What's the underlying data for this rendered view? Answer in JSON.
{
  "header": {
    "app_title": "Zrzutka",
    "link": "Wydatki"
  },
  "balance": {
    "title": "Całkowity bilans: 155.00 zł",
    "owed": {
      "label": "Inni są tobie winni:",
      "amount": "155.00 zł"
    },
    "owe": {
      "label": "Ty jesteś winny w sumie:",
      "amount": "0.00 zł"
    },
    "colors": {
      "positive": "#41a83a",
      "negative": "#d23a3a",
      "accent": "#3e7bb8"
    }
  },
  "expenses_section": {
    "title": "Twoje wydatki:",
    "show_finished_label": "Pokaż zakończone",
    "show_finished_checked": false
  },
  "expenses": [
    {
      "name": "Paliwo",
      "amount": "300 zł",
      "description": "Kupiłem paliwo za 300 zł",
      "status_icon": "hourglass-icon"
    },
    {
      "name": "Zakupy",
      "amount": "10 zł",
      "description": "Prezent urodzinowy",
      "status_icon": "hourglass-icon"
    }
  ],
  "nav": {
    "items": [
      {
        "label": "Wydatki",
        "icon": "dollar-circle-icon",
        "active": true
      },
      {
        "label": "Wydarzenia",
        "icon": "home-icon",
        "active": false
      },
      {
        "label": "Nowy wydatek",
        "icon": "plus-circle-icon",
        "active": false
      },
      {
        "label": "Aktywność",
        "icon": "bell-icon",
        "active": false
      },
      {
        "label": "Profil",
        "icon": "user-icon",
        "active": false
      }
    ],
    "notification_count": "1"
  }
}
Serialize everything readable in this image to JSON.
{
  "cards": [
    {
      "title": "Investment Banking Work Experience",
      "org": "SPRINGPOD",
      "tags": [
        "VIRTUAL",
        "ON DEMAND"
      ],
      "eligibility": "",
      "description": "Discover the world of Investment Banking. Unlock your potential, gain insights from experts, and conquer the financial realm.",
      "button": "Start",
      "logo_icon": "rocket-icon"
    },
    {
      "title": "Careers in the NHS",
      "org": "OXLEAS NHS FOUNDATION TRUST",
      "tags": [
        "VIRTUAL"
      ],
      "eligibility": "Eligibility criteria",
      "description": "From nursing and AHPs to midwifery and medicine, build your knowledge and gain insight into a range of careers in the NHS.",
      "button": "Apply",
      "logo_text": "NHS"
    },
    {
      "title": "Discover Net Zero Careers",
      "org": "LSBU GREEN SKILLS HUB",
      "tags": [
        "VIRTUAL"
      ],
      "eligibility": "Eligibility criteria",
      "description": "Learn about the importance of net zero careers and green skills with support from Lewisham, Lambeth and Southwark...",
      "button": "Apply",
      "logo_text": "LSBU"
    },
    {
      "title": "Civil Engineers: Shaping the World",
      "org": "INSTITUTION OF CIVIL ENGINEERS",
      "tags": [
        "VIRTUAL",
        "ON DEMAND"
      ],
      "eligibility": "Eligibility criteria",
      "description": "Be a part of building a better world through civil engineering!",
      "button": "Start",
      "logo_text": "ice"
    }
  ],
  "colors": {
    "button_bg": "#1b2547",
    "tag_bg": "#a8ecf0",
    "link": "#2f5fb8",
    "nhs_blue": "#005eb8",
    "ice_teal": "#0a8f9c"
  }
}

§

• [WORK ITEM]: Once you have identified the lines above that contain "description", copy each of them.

• [RESPONSE]:
      "description": "Kupiłem paliwo za 300 zł",
      "description": "Prezent urodzinowy",
      "description": "Discover the world of Investment Banking. Unlock your potential, gain insights from experts, and conquer the financial realm.",
      "description": "From nursing and AHPs to midwifery and medicine, build your knowledge and gain insight into a range of careers in the NHS.",
      "description": "Learn about the importance of net zero careers and green skills with support from Lewisham, Lambeth and Southwark...",
      "description": "Be a part of building a better world through civil engineering!",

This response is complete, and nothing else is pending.